> Instructions to follow: Copy out each line of the data that contains "placeholder".

[[ Data records, beginning ]]

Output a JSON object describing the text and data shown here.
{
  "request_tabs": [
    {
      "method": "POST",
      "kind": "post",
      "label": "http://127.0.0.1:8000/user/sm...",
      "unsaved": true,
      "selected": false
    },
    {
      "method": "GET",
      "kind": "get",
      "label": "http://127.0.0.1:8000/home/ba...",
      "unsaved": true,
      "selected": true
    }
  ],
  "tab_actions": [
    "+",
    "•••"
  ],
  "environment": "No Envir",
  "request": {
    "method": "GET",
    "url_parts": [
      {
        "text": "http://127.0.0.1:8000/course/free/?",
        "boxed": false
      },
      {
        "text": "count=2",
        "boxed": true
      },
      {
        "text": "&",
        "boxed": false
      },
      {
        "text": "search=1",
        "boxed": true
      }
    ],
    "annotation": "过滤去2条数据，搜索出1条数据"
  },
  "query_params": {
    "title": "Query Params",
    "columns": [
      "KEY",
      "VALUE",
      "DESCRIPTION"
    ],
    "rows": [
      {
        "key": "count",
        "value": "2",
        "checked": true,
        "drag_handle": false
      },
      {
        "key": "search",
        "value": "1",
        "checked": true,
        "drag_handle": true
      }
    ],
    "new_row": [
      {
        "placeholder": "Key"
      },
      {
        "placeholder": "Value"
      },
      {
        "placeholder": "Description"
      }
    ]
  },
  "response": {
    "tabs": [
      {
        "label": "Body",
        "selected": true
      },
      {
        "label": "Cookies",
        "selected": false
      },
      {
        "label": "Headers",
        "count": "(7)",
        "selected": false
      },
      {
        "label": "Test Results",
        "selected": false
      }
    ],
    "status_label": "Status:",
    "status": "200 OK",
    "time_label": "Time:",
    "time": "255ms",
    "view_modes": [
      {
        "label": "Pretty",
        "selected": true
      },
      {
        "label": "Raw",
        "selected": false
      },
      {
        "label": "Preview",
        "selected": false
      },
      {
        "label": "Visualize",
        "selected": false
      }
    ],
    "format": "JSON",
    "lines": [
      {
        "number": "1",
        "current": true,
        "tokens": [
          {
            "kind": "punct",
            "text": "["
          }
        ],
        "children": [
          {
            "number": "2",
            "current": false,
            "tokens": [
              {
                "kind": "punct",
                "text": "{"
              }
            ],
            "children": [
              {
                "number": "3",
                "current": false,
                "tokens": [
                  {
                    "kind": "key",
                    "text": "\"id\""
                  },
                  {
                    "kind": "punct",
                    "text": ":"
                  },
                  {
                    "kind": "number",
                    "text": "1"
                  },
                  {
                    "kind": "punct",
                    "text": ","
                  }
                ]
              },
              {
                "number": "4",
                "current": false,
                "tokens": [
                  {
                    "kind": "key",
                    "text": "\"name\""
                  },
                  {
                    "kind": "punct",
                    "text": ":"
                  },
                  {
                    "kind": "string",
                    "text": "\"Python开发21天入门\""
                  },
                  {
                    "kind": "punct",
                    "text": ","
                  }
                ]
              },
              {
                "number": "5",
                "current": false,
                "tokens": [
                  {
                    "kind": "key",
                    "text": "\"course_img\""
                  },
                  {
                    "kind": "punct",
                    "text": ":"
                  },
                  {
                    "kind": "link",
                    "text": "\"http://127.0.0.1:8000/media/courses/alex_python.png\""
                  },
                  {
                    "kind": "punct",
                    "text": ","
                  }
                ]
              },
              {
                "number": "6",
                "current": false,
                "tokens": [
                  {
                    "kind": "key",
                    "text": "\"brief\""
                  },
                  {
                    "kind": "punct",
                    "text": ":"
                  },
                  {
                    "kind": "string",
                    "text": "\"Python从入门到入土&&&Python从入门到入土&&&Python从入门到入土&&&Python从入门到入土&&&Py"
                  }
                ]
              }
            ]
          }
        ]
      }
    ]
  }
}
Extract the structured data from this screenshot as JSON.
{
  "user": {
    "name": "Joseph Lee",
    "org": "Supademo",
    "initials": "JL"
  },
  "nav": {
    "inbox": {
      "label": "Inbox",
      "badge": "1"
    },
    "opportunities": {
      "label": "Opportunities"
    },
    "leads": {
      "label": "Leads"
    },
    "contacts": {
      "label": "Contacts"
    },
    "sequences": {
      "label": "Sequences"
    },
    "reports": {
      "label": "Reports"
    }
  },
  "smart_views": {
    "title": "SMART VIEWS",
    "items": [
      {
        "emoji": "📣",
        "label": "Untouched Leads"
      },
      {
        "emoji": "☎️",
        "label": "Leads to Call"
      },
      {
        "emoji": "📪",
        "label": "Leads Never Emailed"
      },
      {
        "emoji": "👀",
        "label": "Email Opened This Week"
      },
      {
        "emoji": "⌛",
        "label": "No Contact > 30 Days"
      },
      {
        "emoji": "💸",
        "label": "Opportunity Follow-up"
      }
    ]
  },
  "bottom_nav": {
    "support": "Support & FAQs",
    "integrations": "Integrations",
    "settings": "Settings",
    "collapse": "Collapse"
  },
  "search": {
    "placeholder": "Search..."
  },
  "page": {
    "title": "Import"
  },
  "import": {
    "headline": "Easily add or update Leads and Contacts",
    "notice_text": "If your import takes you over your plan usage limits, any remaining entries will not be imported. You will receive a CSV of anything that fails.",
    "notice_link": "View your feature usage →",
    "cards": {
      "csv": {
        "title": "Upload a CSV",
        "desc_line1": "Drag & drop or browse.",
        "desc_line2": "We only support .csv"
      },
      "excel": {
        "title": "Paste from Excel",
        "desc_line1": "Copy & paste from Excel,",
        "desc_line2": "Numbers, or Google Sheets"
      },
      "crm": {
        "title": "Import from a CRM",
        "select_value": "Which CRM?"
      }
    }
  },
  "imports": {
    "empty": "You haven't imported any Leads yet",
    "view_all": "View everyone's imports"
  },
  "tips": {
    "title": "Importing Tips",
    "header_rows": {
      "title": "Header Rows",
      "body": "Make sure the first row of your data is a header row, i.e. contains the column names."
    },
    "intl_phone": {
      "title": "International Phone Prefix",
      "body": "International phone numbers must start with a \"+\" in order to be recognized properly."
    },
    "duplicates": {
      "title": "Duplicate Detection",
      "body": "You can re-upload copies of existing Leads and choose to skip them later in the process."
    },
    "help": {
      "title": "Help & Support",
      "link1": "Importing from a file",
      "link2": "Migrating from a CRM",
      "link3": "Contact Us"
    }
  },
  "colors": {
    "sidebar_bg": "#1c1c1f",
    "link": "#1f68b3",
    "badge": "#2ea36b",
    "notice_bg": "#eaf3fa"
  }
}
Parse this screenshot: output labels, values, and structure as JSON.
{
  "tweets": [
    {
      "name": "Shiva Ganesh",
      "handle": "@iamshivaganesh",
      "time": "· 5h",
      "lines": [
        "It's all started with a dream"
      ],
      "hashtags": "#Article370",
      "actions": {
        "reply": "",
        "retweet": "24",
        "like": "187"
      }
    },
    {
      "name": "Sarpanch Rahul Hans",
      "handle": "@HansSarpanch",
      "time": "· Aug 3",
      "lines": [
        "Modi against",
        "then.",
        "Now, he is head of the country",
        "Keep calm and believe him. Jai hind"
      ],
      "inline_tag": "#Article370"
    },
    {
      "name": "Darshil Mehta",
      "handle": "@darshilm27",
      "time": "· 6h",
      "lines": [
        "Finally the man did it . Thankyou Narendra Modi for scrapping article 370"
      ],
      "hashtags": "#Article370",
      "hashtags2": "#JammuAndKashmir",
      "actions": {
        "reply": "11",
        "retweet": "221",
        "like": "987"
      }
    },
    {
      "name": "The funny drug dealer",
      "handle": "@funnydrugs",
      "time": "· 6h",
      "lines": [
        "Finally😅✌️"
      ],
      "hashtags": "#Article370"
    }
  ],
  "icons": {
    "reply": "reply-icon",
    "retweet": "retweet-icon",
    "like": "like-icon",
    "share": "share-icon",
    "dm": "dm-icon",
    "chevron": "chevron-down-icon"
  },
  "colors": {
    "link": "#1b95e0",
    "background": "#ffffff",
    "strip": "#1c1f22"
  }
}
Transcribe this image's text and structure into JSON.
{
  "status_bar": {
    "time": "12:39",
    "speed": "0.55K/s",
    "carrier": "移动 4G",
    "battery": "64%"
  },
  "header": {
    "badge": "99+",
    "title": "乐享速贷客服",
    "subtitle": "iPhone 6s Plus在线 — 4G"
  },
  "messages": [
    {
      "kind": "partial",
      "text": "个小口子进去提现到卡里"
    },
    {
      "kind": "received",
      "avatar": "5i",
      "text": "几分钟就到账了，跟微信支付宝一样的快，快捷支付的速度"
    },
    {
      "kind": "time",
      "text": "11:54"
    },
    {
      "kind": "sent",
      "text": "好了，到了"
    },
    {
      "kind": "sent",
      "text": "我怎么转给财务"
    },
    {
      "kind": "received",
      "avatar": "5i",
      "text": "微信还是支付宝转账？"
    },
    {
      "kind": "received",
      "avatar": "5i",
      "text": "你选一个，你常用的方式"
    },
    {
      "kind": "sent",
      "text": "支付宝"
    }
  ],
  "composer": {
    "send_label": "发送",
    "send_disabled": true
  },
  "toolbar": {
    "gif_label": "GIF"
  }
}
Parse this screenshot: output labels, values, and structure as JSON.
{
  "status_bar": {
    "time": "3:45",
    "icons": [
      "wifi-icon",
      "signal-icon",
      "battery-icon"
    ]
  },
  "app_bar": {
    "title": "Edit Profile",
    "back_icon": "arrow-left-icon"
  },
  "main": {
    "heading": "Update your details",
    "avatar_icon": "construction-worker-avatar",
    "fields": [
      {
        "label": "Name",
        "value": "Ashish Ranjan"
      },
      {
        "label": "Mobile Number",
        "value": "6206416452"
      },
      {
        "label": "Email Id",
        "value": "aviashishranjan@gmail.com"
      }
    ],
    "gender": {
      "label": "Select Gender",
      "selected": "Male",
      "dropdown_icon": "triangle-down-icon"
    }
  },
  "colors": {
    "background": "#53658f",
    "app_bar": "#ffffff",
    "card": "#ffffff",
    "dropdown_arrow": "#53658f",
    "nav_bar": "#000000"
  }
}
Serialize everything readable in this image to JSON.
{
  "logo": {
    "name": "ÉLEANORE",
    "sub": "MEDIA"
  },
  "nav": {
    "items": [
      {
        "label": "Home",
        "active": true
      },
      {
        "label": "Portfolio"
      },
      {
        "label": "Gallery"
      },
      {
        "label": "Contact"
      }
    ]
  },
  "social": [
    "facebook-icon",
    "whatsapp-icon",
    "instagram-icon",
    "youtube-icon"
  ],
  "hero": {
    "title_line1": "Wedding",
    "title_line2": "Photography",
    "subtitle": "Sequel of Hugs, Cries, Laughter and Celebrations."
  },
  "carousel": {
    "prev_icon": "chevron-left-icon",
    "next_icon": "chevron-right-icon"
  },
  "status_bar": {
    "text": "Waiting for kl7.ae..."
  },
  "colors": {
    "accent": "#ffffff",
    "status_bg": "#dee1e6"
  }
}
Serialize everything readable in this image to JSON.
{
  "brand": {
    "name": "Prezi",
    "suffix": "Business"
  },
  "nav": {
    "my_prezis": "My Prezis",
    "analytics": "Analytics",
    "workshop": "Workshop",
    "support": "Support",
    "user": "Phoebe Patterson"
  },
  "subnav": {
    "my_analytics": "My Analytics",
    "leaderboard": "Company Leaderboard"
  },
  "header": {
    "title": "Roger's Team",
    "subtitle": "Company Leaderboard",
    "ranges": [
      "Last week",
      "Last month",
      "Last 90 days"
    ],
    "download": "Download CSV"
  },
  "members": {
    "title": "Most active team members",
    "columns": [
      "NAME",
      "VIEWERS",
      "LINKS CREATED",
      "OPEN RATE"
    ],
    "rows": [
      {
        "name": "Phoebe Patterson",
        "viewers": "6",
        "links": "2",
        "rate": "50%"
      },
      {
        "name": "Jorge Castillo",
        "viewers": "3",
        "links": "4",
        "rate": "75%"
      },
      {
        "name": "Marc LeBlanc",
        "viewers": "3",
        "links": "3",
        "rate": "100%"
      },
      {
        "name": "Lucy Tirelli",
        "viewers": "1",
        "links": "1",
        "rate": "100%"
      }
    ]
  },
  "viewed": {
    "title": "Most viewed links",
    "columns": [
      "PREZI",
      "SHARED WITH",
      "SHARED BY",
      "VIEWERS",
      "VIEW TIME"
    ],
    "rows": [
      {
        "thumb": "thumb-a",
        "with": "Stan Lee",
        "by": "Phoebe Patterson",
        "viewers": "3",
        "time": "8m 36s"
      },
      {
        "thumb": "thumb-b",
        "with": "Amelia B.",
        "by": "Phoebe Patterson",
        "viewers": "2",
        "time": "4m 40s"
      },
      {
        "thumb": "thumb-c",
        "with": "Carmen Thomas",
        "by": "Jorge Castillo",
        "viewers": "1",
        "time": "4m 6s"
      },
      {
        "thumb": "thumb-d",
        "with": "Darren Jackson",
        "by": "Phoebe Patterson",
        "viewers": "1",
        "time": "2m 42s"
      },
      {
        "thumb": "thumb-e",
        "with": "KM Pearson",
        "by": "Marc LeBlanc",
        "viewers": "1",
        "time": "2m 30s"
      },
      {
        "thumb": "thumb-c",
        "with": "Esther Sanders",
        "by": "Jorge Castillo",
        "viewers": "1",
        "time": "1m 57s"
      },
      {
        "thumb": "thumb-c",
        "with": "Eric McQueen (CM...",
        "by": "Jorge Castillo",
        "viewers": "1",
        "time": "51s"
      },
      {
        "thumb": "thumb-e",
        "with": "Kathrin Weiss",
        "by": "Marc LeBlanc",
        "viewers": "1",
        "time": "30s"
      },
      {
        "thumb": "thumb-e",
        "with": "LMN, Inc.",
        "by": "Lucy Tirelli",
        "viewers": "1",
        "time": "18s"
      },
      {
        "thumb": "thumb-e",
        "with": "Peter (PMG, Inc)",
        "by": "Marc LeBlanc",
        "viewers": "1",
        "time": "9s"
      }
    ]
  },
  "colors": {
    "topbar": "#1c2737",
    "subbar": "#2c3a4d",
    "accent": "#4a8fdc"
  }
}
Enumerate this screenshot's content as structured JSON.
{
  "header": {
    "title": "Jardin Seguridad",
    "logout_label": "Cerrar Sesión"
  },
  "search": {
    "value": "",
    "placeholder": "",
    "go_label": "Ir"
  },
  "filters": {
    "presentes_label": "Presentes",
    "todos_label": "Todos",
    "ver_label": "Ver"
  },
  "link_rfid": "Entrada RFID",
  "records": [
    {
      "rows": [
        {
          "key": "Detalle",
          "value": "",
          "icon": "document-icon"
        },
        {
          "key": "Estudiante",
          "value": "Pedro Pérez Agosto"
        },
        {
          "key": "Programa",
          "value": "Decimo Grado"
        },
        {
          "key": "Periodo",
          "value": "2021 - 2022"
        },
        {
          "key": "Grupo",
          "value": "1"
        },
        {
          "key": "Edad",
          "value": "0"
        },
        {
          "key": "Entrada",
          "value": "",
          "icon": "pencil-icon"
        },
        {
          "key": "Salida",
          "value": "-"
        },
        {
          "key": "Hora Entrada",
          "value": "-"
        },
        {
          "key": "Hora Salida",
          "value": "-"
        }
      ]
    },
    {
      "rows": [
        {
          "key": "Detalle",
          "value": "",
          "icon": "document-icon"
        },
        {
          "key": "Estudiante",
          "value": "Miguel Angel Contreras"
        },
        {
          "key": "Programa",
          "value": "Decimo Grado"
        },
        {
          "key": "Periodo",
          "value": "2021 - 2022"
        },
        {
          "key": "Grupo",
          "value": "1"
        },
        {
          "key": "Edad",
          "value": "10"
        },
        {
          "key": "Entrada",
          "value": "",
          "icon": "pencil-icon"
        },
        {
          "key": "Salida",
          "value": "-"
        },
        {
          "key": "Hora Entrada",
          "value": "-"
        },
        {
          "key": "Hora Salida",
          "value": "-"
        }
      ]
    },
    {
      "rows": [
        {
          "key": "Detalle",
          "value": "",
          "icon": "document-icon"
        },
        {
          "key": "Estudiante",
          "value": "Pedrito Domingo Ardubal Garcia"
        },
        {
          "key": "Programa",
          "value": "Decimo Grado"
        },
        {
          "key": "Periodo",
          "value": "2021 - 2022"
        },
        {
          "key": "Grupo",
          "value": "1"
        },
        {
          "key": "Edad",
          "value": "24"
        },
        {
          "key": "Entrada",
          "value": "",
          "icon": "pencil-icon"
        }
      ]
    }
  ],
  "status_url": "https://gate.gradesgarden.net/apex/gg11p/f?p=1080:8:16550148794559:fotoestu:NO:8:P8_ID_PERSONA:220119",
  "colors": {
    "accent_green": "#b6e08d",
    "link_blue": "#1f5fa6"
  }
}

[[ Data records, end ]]

> Your solution:
        "placeholder": "Key"
        "placeholder": "Value"
        "placeholder": "Description"
    "placeholder": "Search..."
    "placeholder": "",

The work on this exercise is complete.